I signed up to be hostess for the meeting because I wanted to make a corn husk bouquet, corn husk containers, and feature corn in some food.
- Cheese and crackers in a corn husk boat
- Jalapeño Popper Cornbread Muffins baked in corn husk liners (I soaked some corn husks in water for 30 minutes, then tore pieces, pushed down with one hand while I spooned batter into the liners with my other hand)
- Grapes (in a corn husk bowl – I made the bowl by putting moist corn husks in a glass bowl with paper towels scrunched up in it and let it dry – it made a loose bowl)
- Frosted cookies (made by a garden club member) – I followed these directions for the corn husk leaves and dyed them with food coloring in water.
To make my corn husk program more interesting I provided photos and some samples of crafts that I made myself. I found it very easy to dye the corn husks with RIT dye. It did turn my wooden spoons the color of the dye so think about that before using your favorite wooden spoon. In some cases I needed to wet the dyed corn husks again to make them more pliable and the dye did not come off in the water or on my hands!
This corn husk Christmas tree was very easy to make. I was inspired by this. I kept it simple and used hot glue to attach a wooden star to the top.
My helper and I made these gorgeous Calla Lilies. We followed these directions.
I quickly made this corn husk covered votive. I kept it natural but of course you could decorate it more if you like. I tried to make it very safe – the candle will not get close to the corn or corn husk, it is in it’s own glass votive. I was inspired by this.
I followed these basic directions to make the corn husk rose. I was worried when it was dry that it did not look like a rose but a little bit if hot glue helped make the shape. I also used hot glue to attach the rose to the twine to make a napkin ring.
I followed these directions to make a corn husk sunflower. It took a long time to make it. After I was done my husband who normally does not comment on crafts, said that he did not like it. My garden club members said that they liked it but maybe they were just being polite.

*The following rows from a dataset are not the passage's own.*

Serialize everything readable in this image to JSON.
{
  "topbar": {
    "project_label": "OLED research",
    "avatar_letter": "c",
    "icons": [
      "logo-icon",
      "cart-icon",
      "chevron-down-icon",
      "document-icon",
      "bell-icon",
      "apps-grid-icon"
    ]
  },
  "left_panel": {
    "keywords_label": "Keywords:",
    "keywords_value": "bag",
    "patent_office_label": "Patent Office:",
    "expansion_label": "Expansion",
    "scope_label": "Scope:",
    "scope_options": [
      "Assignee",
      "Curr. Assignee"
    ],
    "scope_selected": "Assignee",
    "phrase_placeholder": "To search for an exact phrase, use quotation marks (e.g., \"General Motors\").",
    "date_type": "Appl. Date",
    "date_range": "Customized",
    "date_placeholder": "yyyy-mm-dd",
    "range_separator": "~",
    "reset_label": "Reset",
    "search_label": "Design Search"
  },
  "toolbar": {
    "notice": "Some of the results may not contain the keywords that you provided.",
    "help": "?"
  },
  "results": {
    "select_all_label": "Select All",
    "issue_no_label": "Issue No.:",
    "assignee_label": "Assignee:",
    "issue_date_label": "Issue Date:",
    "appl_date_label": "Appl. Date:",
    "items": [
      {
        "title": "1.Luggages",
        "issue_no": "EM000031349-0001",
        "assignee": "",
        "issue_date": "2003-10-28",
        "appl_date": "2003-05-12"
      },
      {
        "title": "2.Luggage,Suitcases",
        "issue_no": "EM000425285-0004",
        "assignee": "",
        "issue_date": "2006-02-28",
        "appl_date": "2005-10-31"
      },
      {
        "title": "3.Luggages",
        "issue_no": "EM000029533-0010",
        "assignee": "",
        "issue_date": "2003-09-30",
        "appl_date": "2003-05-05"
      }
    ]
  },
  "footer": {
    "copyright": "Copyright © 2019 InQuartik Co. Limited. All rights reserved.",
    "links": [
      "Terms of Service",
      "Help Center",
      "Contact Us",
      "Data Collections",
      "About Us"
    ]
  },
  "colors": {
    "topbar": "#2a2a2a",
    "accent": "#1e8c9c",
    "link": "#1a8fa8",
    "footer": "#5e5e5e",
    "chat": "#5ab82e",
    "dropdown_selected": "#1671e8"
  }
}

This corn husk ghost was easy to make.
My helper followed this tutorial to make a barrette and broach. We used hot glue to attach a metal barrette to the corn husk flower.
I wore this flower in my hair when I gave the presentation.
My helper made and wore this corn husk flower broach. She used corn husk that we dyed red with RIT dye.
My helper found a photo of a corn husk angel ornament but no directions. We came up with own version and prepared the craft for my garden club members to make and take home with them.
You need the following supplies to make a corn husk angel ornament.
- 3 pieces of dried corn husk (you can buy them in the Mexican section of your grocery store)
- 1 inch wooden balls with hole
- Thin ribbon for hanger and body
- Corn husk silk (dried) or yarn to use for hair
- Hot glue gun
- Sharpie markers to draw the angel’s face
Thread a thin ribbon through the wooden ball, knot and use a little bit of hot glue to keep the ribbon in place.
Soak your corn husk in warm water for about 5 minutes. Tear the corn husk to make it a little smaller (experiment to find the size you want). Fold the corn husk in half and tie with ribbon towards the top of the corn husk leaving room for the head as shown in the photo above.
Open up the corn husk to make room for the head and hot glue the head to the body. You may need to trim some of the corn husk afterwards.
Take two pieces of moistened corn husk, fold and hot glue to the back of the angel’s body to make the wings.
Use dried corn silk, yarn, or the material of your choice and hot glue to the angel’s head.
Here are some angels that my garden club members made. Have fun making your own angels!